App and web page records

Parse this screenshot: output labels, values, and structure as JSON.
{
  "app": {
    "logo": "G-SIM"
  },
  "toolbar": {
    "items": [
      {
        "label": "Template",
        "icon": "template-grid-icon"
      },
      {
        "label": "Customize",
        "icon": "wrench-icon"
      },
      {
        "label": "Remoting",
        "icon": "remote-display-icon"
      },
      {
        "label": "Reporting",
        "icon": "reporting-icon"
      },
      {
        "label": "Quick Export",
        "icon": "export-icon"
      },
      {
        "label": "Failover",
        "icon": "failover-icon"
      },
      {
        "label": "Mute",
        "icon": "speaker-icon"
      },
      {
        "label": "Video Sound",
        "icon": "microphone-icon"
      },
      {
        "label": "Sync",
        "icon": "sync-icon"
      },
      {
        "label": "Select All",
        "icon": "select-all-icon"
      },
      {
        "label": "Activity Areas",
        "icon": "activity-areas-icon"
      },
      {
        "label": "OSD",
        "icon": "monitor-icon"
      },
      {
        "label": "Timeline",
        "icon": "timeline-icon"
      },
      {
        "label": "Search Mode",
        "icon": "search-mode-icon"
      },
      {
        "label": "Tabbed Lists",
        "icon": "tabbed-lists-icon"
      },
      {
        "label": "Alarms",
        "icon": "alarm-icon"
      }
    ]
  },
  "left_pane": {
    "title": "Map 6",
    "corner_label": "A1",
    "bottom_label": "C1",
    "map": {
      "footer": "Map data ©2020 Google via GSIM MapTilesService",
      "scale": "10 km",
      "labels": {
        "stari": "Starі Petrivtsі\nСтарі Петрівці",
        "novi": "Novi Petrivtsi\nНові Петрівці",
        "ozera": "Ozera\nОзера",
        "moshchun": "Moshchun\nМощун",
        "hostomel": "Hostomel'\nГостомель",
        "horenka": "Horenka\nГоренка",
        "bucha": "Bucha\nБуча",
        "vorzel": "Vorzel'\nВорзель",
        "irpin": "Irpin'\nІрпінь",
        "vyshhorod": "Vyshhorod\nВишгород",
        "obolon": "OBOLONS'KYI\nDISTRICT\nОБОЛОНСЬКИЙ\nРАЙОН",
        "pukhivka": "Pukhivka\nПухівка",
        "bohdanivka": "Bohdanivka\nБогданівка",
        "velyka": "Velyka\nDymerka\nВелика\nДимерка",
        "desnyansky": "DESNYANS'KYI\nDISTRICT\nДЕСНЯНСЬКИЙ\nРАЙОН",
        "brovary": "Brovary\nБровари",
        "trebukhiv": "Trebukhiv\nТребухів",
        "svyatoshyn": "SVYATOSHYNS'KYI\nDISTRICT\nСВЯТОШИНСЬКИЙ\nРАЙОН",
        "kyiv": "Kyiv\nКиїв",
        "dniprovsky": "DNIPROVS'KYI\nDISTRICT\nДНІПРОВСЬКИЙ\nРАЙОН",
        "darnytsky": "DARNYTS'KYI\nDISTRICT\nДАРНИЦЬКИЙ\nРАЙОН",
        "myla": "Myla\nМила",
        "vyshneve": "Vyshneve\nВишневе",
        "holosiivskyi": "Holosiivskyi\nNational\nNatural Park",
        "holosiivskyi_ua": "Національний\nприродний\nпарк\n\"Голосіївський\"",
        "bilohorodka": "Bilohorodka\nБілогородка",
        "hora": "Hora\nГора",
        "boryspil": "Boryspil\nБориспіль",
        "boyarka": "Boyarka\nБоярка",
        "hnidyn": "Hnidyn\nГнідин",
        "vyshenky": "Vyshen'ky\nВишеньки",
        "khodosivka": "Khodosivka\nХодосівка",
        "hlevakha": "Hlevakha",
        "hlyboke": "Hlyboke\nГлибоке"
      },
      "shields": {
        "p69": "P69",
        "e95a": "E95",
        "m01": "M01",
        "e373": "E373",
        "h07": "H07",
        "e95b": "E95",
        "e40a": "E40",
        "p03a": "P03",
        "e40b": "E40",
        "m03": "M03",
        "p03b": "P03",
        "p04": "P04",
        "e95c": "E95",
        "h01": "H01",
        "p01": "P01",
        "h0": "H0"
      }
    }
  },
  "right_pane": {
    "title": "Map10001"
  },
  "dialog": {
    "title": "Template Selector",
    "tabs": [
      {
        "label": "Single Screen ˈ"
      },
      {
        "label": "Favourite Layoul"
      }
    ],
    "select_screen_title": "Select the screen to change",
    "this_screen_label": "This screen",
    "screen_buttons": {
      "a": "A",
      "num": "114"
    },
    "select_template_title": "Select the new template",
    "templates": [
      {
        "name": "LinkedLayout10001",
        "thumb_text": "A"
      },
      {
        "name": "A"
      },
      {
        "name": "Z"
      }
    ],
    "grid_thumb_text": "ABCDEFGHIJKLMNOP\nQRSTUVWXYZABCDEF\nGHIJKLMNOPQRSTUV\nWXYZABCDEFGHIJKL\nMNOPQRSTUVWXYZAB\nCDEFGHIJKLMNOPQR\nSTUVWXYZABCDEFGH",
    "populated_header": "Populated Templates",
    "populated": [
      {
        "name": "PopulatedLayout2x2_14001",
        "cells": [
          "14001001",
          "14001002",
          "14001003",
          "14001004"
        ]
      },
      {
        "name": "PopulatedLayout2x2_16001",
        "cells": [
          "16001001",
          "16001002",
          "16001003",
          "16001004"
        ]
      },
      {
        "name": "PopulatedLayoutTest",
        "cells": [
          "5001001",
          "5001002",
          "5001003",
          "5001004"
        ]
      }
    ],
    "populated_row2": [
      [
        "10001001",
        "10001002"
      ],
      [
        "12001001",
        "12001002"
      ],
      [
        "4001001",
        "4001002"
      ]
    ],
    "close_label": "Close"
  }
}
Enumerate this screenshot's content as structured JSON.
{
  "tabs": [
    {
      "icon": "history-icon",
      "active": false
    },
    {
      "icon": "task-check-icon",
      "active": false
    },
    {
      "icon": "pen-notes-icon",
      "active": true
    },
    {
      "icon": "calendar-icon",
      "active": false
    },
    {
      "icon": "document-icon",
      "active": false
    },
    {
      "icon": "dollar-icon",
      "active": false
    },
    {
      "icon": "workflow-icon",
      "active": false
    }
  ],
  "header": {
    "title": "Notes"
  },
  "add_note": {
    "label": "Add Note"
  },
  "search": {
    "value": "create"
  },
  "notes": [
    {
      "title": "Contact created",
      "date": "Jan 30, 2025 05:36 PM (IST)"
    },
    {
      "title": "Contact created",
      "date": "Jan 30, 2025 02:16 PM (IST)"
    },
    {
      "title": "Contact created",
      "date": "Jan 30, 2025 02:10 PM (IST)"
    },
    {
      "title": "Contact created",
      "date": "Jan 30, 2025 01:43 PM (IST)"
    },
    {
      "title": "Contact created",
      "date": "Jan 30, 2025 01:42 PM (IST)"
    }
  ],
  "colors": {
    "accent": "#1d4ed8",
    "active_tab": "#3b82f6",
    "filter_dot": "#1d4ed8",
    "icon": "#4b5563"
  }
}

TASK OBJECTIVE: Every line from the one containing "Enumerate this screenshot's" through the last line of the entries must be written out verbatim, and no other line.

TASK SOLUTION:
Enumerate this screenshot's content as structured JSON.
{
  "tabs": [
    {
      "icon": "history-icon",
      "active": false
    },
    {
      "icon": "task-check-icon",
      "active": false
    },
    {
      "icon": "pen-notes-icon",
      "active": true
    },
    {
      "icon": "calendar-icon",
      "active": false
    },
    {
      "icon": "document-icon",
      "active": false
    },
    {
      "icon": "dollar-icon",
      "active": false
    },
    {
      "icon": "workflow-icon",
      "active": false
    }
  ],
  "header": {
    "title": "Notes"
  },
  "add_note": {
    "label": "Add Note"
  },
  "search": {
    "value": "create"
  },
  "notes": [
    {
      "title": "Contact created",
      "date": "Jan 30, 2025 05:36 PM (IST)"
    },
    {
      "title": "Contact created",
      "date": "Jan 30, 2025 02:16 PM (IST)"
    },
    {
      "title": "Contact created",
      "date": "Jan 30, 2025 02:10 PM (IST)"
    },
    {
      "title": "Contact created",
      "date": "Jan 30, 2025 01:43 PM (IST)"
    },
    {
      "title": "Contact created",
      "date": "Jan 30, 2025 01:42 PM (IST)"
    }
  ],
  "colors": {
    "accent": "#1d4ed8",
    "active_tab": "#3b82f6",
    "filter_dot": "#1d4ed8",
    "icon": "#4b5563"
  }
}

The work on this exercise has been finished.